Physical wellbeing is not just about what you eat, even though your local health food shop might like you to think it is. It is just as much about movement. We all know this, we’ve been told it for as long as we can remember and the older we get the more imperative the directive seems to become. The question though is how much and how often. The advice filtering through from the experts seems to be changing. It used to be three times a week of a good half an hour to an hour of vigorous exercise and then you would be set, fit as a fiddle. Not so now, the latest advice that has been dominating my facebook page and the Internet is to move as often as possible and less vigorously than those three times a week sessions wanted us to do. In fact walking, not a give it all and sweat everything out at the gym session, is what is being touted as the healthiest form of movement. But you shouldn’t just walk, your movement should be varied including things such as squats, hanging and climbing and you should, of course, avoid sitting in those chairs for extended periods of time.
It makes sense when you think back to our ancestors living in tribal times. They didn’t go for a half an hour run and say ok, that will do me for a couple of days. They moved all day everyday, hunting, gathering, finding a location for the next campsite. There was no chance of their body getting fixed in a certain position because they never stayed in it for long enough.
Some of the healthiest and longest living people I know are people who incorporate natural and continuous movement into their everyday lives without even thinking about it. It’s just what they have always done and into old age continue to do. Our neighbour across the road is eighty-four, he’s an old farmer. He’s still got cattle that he has to get out of bed for early every morning, he can still jump across the creek, he’s still happy and as fit as a fiddle. My nan who lived until she was ninety seven used to walk up the road every day to go to the shops until she was well in her eighties. It was a good three quarters of an hour walk one way and then she’d walk back, her arms weighed down with heavy shopping bags. When we lived in Europe in the Swiss Alps for a while you would see the old people walking all the time, up and down the steep hills, negotiating the slippery walkways, carefully making their way up the stone steps. They were fit and strong, happy and healthy.

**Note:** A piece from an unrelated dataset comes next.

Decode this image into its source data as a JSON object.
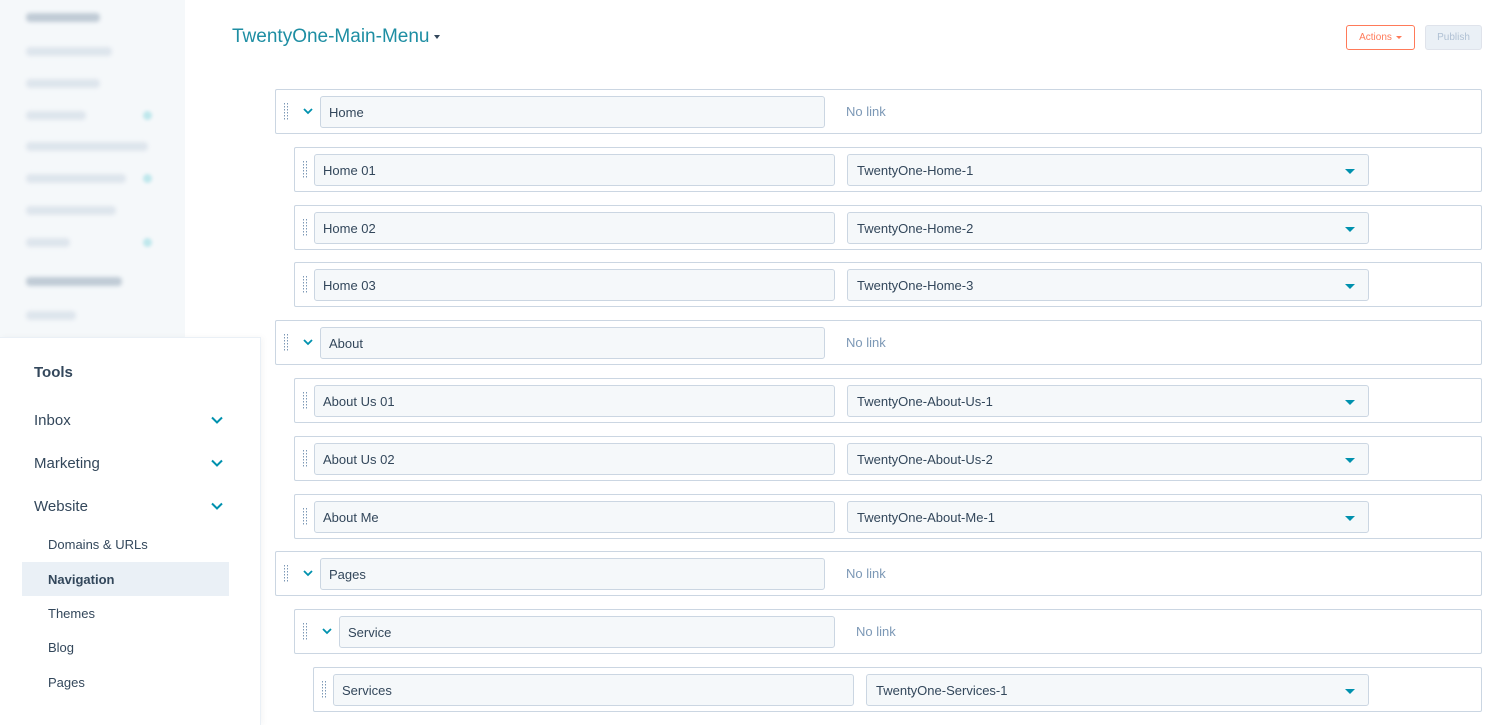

Our sedentary life style of computers, televisions, tablets and mobile phones is not only slowing us down and making us unfit, it is slowly and insidiously making us sick.
So the question is, in a world that often demands we sit at a desk hour after hour and then for relaxation we lounge with some sort of screen in front of us, how do we bring movement, continuous and varied movement into our day? In my ideal world I would get up and move every hour to every half an hour, it doesn’t often happen that way, but that’s the aim, and I guess it’s good to have one. One thing that I have come to realise though is that if I’m going to move I have to take the task out of it, I have to remove the chore and the need to do it right. It has to be about fun, about wanting to get up and move. So I’ve gone back to my childhood and looked at all the ways I used to love to move. And I did love to move, I was constantly moving in the way of play and fun. So now in my adult life I’ve pulled those activities from childhood forward. It’s such a fun process rediscovering the ways you used to move, what used to make you sing and laugh. So I’ve got a hoola-hoop. I used to be able to do all sorts of fun tricks with. At first I couldn’t even make it stay up around my waist, but now I can and I’ve almost made it come back up from my knees. I’ve got a basketball hoop and a ball. I go to the basket ball hoop intending to be there for five minutes, ten, fifteen at the most but without fail get distracted by the swish of the ball passing through the net and find I stay there much longer than I intended. There’s a soccer ball that I’m learning to juggle and a skipping rope that I’ve re-learnt how to do peppers with and how to skip backwards. And there’s a bit of climbing and hanging going on too. I can almost do one chin up by myself, almost.
So yes, I know, if you’re stuck in a cramped office somewhere this could all be a bit tricky, but go on, challenge yourself, see what you can come up with. Let yourself go back to that little kid who just couldn’t sit still and see what it is that he or she would have you do. It’s got to be more fun than sitting in front of a screen all day.
For more information about how good moving is for you have a look at this website http://www.katysays.com/